**Task item:** Exact copy without images: repeat every entry as written.

**Records shown:**
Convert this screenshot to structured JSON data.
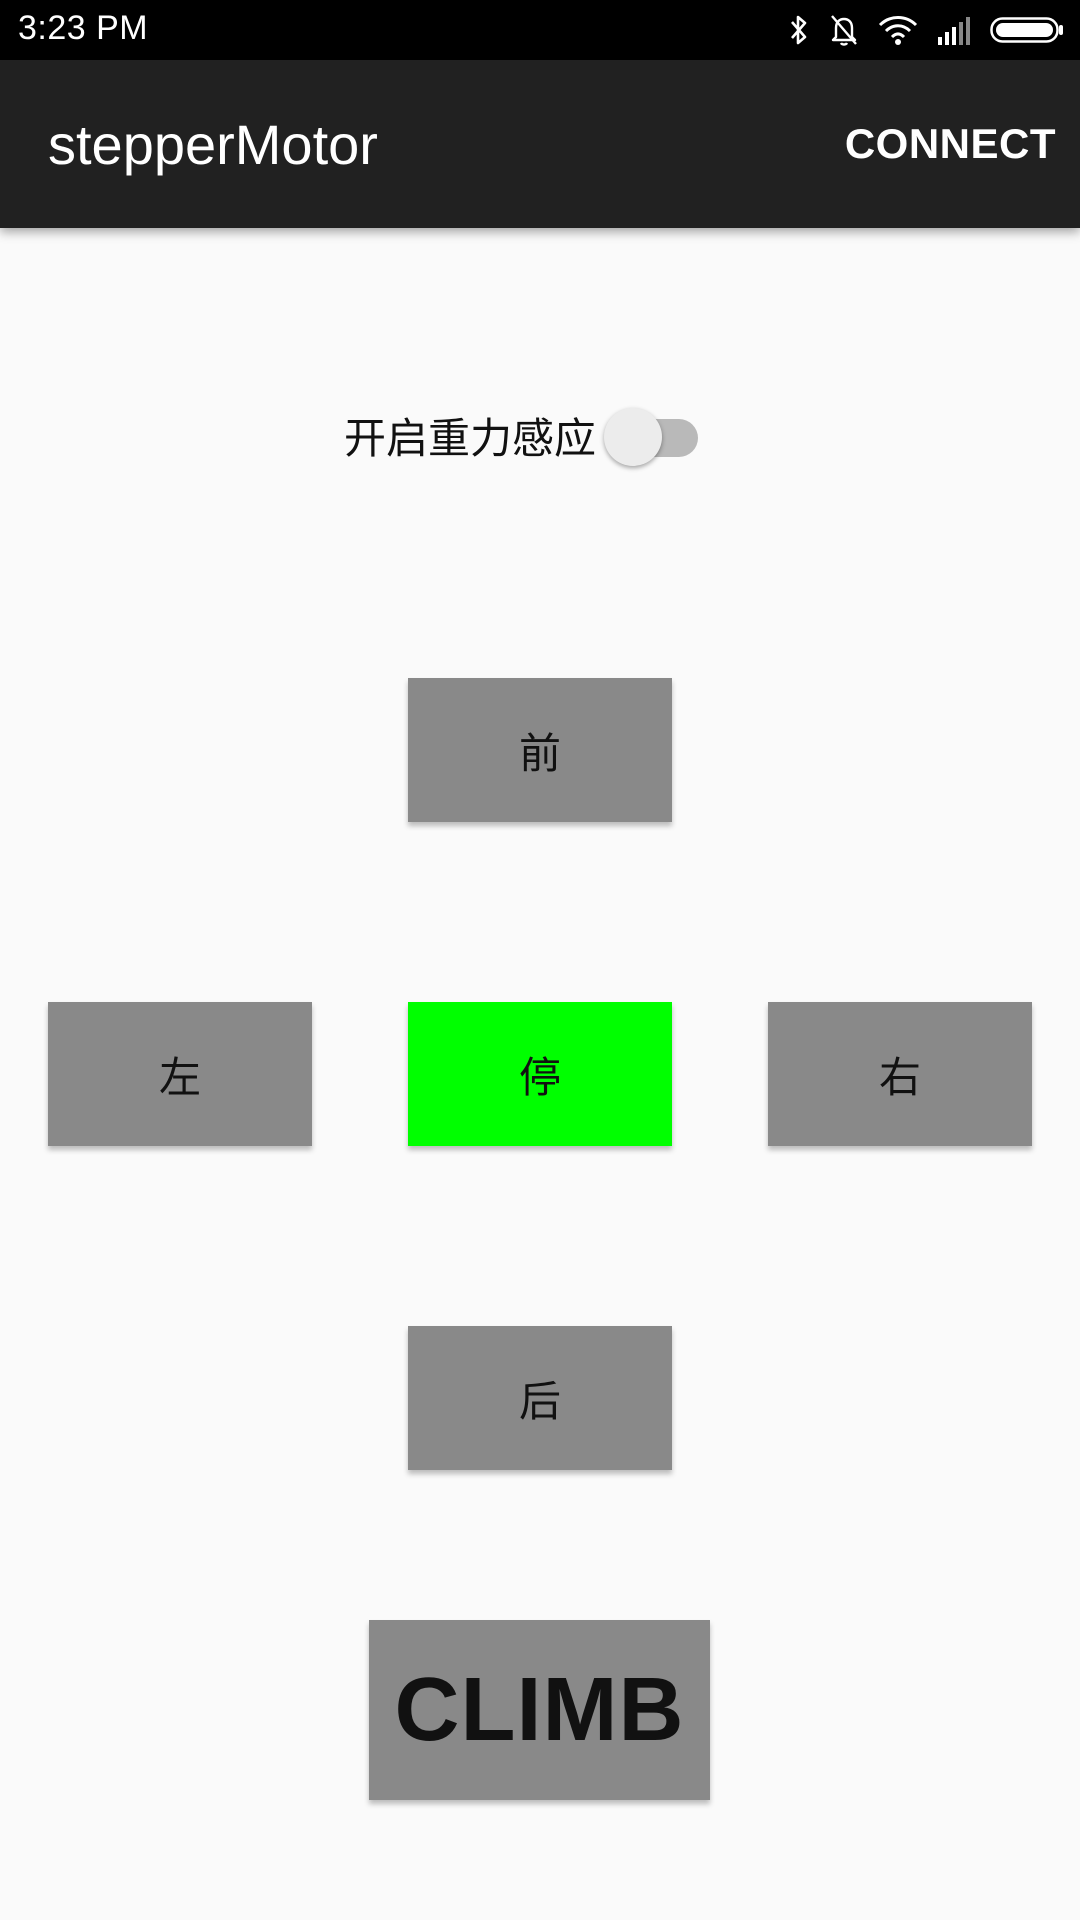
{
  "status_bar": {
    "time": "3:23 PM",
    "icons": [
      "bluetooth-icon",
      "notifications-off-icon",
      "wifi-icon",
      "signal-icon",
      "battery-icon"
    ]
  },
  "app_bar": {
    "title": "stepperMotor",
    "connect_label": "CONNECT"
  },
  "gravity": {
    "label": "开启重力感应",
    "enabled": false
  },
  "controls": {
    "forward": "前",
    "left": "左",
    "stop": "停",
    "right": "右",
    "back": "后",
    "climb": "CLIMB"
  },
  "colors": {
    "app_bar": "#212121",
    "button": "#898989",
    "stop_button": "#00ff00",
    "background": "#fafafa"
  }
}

**Reply:**
Convert this screenshot to structured JSON data.
{
  "status_bar": {
    "time": "3:23 PM",
    "icons": [
      "bluetooth-icon",
      "notifications-off-icon",
      "wifi-icon",
      "signal-icon",
      "battery-icon"
    ]
  },
  "app_bar": {
    "title": "stepperMotor",
    "connect_label": "CONNECT"
  },
  "gravity": {
    "label": "开启重力感应",
    "enabled": false
  },
  "controls": {
    "forward": "前",
    "left": "左",
    "stop": "停",
    "right": "右",
    "back": "后",
    "climb": "CLIMB"
  },
  "colors": {
    "app_bar": "#212121",
    "button": "#898989",
    "stop_button": "#00ff00",
    "background": "#fafafa"
  }
}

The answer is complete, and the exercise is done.